It’s Almost Time For A Fourth Color On The Traffic Light
In the never ending quest to make our roads safer, we have tried almost everything. We have altered the way intersections are designed. We have added every kind of technology possibly imaginable to our cars. We have modernized test dummies to help determine and avoid injuries. But there’s one thing that has remained relatively consistent, despite all the technology: the design of our traffic signals.
The Fourth Color
Yes, Green, yellow and red have been there since the very first day, and remain there to this day, unaltered and unchanged throughout time. But for the first time, researchers are asking whether a fourth color is needed (the study proposed the color as white, although really, any color will suffice).
This is a bit misleading because the fourth color is not actually one that would be used today, for today’s cars, on today’s roadways. Rather, they would be an adaptation made necessary by the anticipated increase in self driving vehicles.
What the Color Does
The white (or whatever color) light would indicate that the driver is no longer in control of his or her car, and that the car needs only to follow the car in front of it. No stopping, or slowing down or human intervention is needed; simply allow the vehicle to take over, and follow the car in front.
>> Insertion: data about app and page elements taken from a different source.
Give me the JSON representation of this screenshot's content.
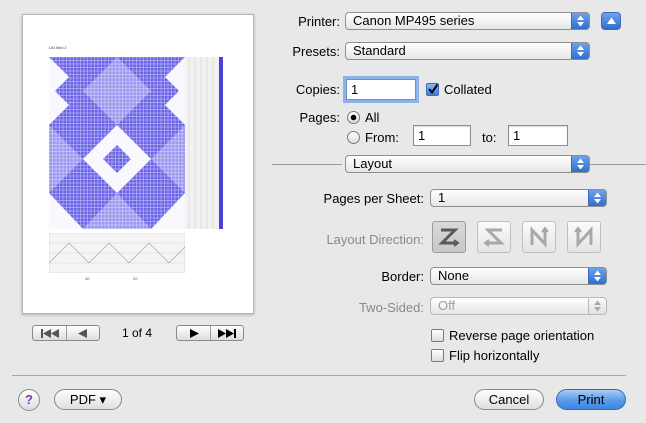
{
  "printer": {
    "label": "Printer:",
    "value": "Canon MP495 series"
  },
  "presets": {
    "label": "Presets:",
    "value": "Standard"
  },
  "copies": {
    "label": "Copies:",
    "value": "1",
    "collated_label": "Collated",
    "collated": true
  },
  "pages": {
    "label": "Pages:",
    "all_label": "All",
    "from_label": "From:",
    "from_value": "1",
    "to_label": "to:",
    "to_value": "1",
    "selected": "all"
  },
  "section": {
    "value": "Layout"
  },
  "layout": {
    "pages_per_sheet_label": "Pages per Sheet:",
    "pages_per_sheet_value": "1",
    "layout_direction_label": "Layout Direction:",
    "border_label": "Border:",
    "border_value": "None",
    "two_sided_label": "Two-Sided:",
    "two_sided_value": "Off",
    "reverse_label": "Reverse page orientation",
    "flip_label": "Flip horizontally"
  },
  "preview": {
    "page_indicator": "1 of 4",
    "page_caption": "LW-tiled 2",
    "chart_ticks": [
      "40",
      "20"
    ]
  },
  "footer": {
    "help_symbol": "?",
    "pdf_label": "PDF ▾",
    "cancel_label": "Cancel",
    "print_label": "Print"
  },
  "colors": {
    "accent": "#3c85e0",
    "pattern": "#6a63e8",
    "pattern_light": "#ffffff"
  }
}
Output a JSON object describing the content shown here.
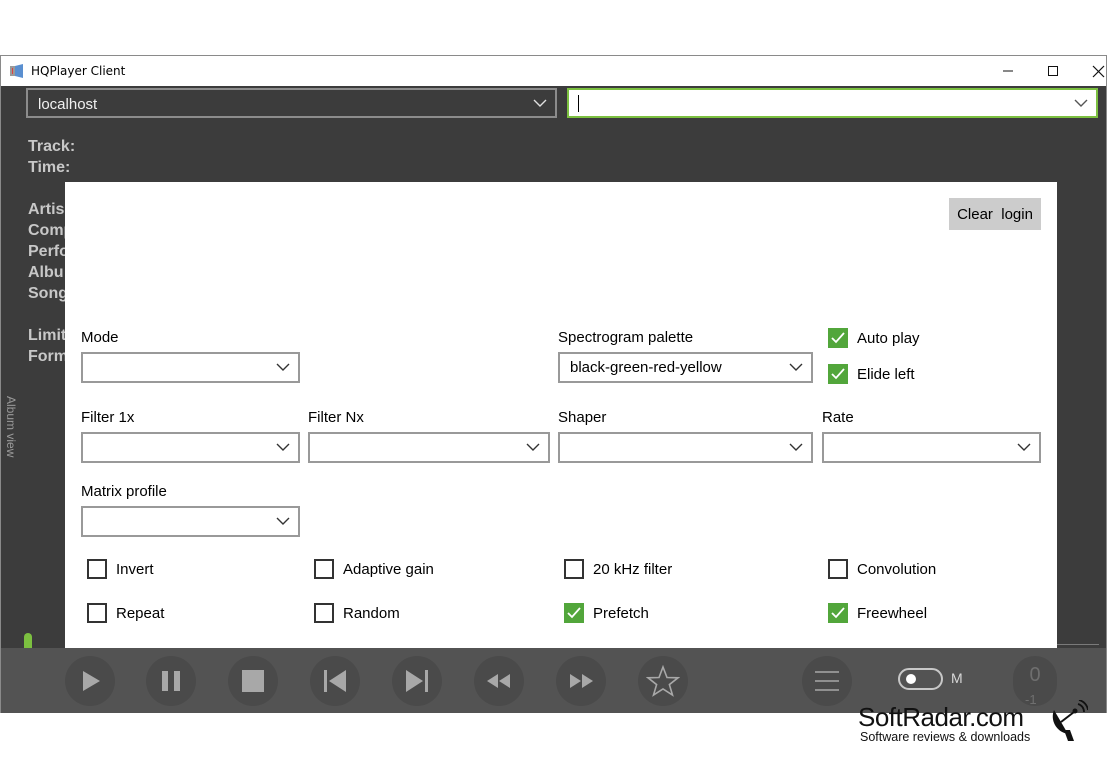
{
  "window": {
    "title": "HQPlayer Client"
  },
  "toolbar": {
    "host_value": "localhost",
    "search_value": ""
  },
  "info_labels": [
    "Track:",
    "Time:",
    "Artis",
    "Comp",
    "Perfo",
    "Albu",
    "Song",
    "Limit",
    "Form"
  ],
  "side_tab": {
    "label": "Album view"
  },
  "dialog": {
    "clear_login_label": "Clear  login",
    "mode": {
      "label": "Mode",
      "value": ""
    },
    "spectrogram": {
      "label": "Spectrogram palette",
      "value": "black-green-red-yellow"
    },
    "auto_play": {
      "label": "Auto play",
      "checked": true
    },
    "elide_left": {
      "label": "Elide left",
      "checked": true
    },
    "filter1x": {
      "label": "Filter 1x",
      "value": ""
    },
    "filterNx": {
      "label": "Filter Nx",
      "value": ""
    },
    "shaper": {
      "label": "Shaper",
      "value": ""
    },
    "rate": {
      "label": "Rate",
      "value": ""
    },
    "matrix": {
      "label": "Matrix profile",
      "value": ""
    },
    "checks": {
      "invert": {
        "label": "Invert",
        "checked": false
      },
      "adaptive_gain": {
        "label": "Adaptive gain",
        "checked": false
      },
      "khz_filter": {
        "label": "20 kHz filter",
        "checked": false
      },
      "convolution": {
        "label": "Convolution",
        "checked": false
      },
      "repeat": {
        "label": "Repeat",
        "checked": false
      },
      "random": {
        "label": "Random",
        "checked": false
      },
      "prefetch": {
        "label": "Prefetch",
        "checked": true
      },
      "freewheel": {
        "label": "Freewheel",
        "checked": true
      }
    }
  },
  "controls": {
    "icons": [
      "play-icon",
      "pause-icon",
      "stop-icon",
      "previous-icon",
      "next-icon",
      "rewind-icon",
      "fast-forward-icon",
      "star-icon",
      "menu-icon"
    ],
    "m_label": "M",
    "counter_value": "0",
    "counter_sub": "-1"
  },
  "watermark": {
    "main": "SoftRadar.com",
    "sub": "Software reviews & downloads"
  },
  "colors": {
    "accent": "#7cc040",
    "check": "#52a63b",
    "window_bg": "#3c3c3c",
    "controls_bg": "#535353"
  }
}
The traffic light would also potentially interact with your car (and other cars), indicating to you that the light is communicating with the vehicles, and thus, the light has “taken over,” and is directing the vehicle on its own. This is done in a way to keep traffic flowing, much like a line of ants all dutifully following each other. Think of the white light as telling the driver that cars are “speaking” with each other, and the traffic light, so the driver knows that the computers are in control (as scary as that may sound).
The white light would also tell people driving non-AVs that the other drivers are not in control of their cars but rather, the cars (or computers) are, and that human drivers should just react to what the other cars are doing (i.e., stop if the car in front stops or go if it goes).
In computer models, the white lights kept traffic flowing more efficiently, and safer.
Why No Changes?
The advent of the AV is one reason why traffic signals are simply so old. The time that it takes to overhaul the entire United States traffic signal system, with the uniformity needed to be safe, would take so long that by the time it is implemented, autonomous vehicles would be on the roads, and those vehicles need their own traffic signals.
That means it is likely that there will be some wait before new traffic signals come about, likely coinciding with the proliferation of AVs.
Call the Knoxville car accident lawyers at Fox Farley Willis & Burnette, PLLC, today for help after any kind of car accident.